Edited to add:  The cream of tartar adds extra "tart" which my taste buds like and extra potassium, which my body likes.  You can ramp it up or down, as needed.                                                                   

Homemade Baking Powder

Back in the "good ol' days" before packaged baked goods and breads, people made their own baking powder. The individual ingredient are shelf stable in air tight containers and will last for a very long time. Once mixed however, they react quickly, so just make enough for your current recipe and add at the end. 1 part baking soda 1 or 2 parts cream of tartar You can use 1 part cream of tartar if you have another acid in the recipe, like sour milk or lemon juice, sour cream cookies come to mind, and 2 parts cream of tartar if you don't....like chocolate chip cookies. I use the 2 to 1 ratio when substituting for baking powder in most recipes. Making your own baking powder will save money and help to avoid harmful additives like aluminum and cornstarch (most likely GMO).
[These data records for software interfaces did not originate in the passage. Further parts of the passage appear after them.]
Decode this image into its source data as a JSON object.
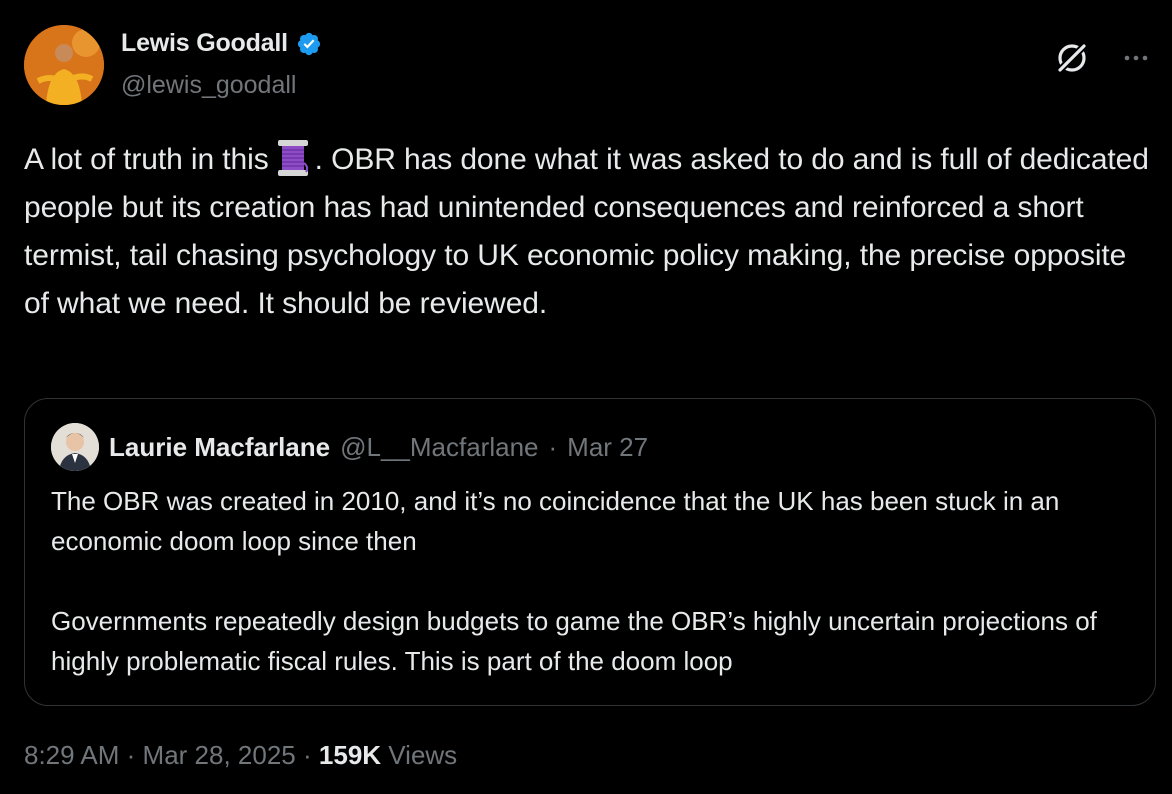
{
  "author": {
    "display_name": "Lewis Goodall",
    "handle": "@lewis_goodall",
    "verified": true
  },
  "tweet": {
    "text_before_emoji": "A lot of truth in this",
    "emoji": "thread-spool-icon",
    "text_after_emoji": ". OBR has done what it was asked to do and is full of dedicated people but its creation has had unintended consequences and reinforced a short termist, tail chasing psychology to UK economic policy making, the precise opposite of what we need. It should be reviewed."
  },
  "quote": {
    "display_name": "Laurie Macfarlane",
    "handle": "@L__Macfarlane",
    "separator": "·",
    "date": "Mar 27",
    "paragraphs": [
      "The OBR was created in 2010, and it’s no coincidence that the UK has been stuck in an economic doom loop since then",
      "Governments repeatedly design budgets to game the OBR’s highly uncertain projections of highly problematic fiscal rules. This is part of the doom loop"
    ]
  },
  "meta": {
    "time": "8:29 AM",
    "separator": "·",
    "date": "Mar 28, 2025",
    "views_count": "159K",
    "views_label": "Views"
  },
  "colors": {
    "background": "#000000",
    "text": "#e7e9ea",
    "secondary": "#71767b",
    "border": "#2f3336",
    "verified": "#1d9bf0"
  }
}
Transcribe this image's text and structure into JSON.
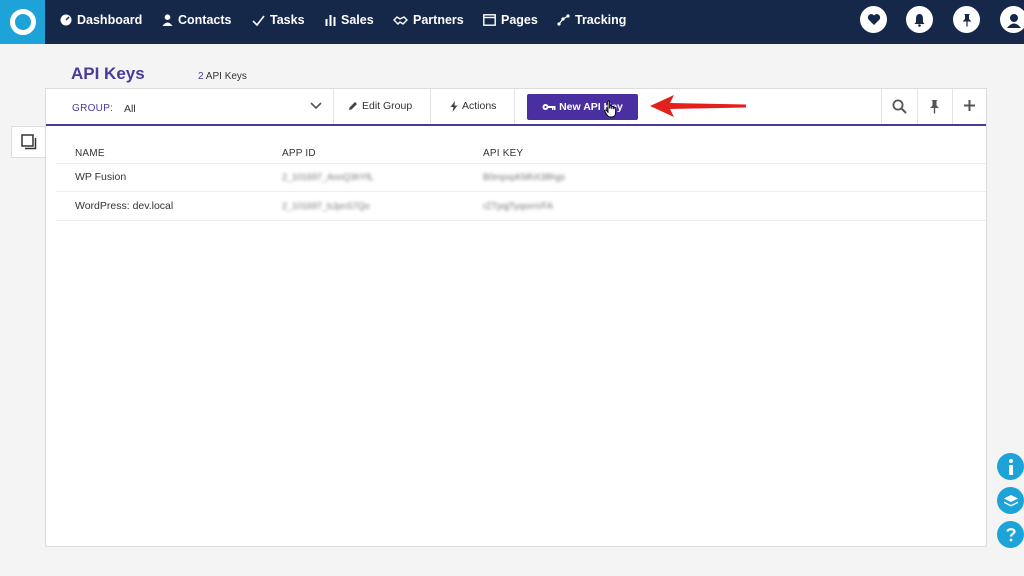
{
  "nav": {
    "items": [
      {
        "label": "Dashboard",
        "icon": "dashboard-icon"
      },
      {
        "label": "Contacts",
        "icon": "person-icon"
      },
      {
        "label": "Tasks",
        "icon": "check-icon"
      },
      {
        "label": "Sales",
        "icon": "bar-chart-icon"
      },
      {
        "label": "Partners",
        "icon": "handshake-icon"
      },
      {
        "label": "Pages",
        "icon": "window-icon"
      },
      {
        "label": "Tracking",
        "icon": "tracking-icon"
      }
    ],
    "right_icons": [
      "heart-icon",
      "bell-icon",
      "pin-icon",
      "avatar"
    ]
  },
  "page": {
    "title": "API Keys",
    "count_number": "2",
    "count_text": "API Keys"
  },
  "toolbar": {
    "group_label": "GROUP:",
    "group_value": "All",
    "edit_group": "Edit Group",
    "actions": "Actions",
    "new_api_key": "New API Key"
  },
  "table": {
    "columns": [
      "NAME",
      "APP ID",
      "API KEY"
    ],
    "rows": [
      {
        "name": "WP Fusion",
        "app_id": "2_101697_AnnQ3hYfL",
        "api_key": "B0mpxpKMhX38hgs"
      },
      {
        "name": "WordPress: dev.local",
        "app_id": "2_101697_bJpnS7Qo",
        "api_key": "rZTpqjTyqomVFA"
      }
    ]
  },
  "float_buttons": [
    "info-icon",
    "learn-icon",
    "help-icon"
  ],
  "colors": {
    "nav_bg": "#16284a",
    "logo_bg": "#1ea3d8",
    "brand_purple": "#4a3a9a",
    "button_purple": "#4a2fa0",
    "annotation_red": "#e3201b"
  }
}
Real Cornbread-gluten free

1 cup corn masa (white or blue or OG)
(Blue corn masa turns pinkish when cooked)
1 cup milk, kefir, buttermilk, or clabber
1 egg
1/8 tsp salt
1 TBS sucanat (optional)
1/2 tsp Homemade Baking Powder 
Coconut oil/butter for sides of pan

Mix and bake at 350 degrees for 45 minutes or until a toothpick (inserted) comes
out clean. I use my toaster oven for this recipe, it's small. Serve with large chunks of butter.

Whole Foods for the Holidays